BEGIN
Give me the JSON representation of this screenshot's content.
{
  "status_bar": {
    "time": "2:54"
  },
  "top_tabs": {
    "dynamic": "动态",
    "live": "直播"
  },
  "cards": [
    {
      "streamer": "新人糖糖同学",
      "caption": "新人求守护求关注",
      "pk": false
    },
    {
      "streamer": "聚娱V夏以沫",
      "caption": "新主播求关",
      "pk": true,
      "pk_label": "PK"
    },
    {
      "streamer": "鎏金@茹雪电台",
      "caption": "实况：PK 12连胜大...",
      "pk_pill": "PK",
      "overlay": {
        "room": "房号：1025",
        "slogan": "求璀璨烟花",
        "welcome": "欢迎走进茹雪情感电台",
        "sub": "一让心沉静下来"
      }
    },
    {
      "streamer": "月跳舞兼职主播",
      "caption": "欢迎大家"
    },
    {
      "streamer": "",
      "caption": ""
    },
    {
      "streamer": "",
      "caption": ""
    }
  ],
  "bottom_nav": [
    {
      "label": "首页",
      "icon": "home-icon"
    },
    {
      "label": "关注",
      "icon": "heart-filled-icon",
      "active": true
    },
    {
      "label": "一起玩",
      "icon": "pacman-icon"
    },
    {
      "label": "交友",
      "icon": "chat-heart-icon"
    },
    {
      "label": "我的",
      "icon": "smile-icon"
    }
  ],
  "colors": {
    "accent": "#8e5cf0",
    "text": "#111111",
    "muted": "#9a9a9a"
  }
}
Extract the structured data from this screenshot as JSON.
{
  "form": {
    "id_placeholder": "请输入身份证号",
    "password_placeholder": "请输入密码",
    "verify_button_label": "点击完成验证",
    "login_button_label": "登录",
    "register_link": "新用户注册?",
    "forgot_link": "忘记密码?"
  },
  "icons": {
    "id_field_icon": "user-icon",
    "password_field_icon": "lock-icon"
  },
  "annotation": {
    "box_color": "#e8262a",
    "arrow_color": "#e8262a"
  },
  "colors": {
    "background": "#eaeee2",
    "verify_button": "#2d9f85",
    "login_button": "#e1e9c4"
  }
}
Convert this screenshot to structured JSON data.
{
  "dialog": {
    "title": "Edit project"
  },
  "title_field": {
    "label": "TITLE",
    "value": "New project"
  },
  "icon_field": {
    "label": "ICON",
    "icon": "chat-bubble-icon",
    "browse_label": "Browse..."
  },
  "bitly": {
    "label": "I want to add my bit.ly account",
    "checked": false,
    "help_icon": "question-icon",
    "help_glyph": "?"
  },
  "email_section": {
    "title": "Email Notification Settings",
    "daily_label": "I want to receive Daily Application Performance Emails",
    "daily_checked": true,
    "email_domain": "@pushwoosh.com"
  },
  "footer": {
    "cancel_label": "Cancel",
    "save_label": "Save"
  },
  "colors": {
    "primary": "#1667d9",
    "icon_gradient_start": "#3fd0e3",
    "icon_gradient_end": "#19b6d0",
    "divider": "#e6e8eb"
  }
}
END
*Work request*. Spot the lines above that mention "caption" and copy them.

*Answer area*.
      "caption": "新人求守护求关注",
      "caption": "新主播求关",
      "caption": "实况：PK 12连胜大...",
      "caption": "欢迎大家"
      "caption": ""
      "caption": ""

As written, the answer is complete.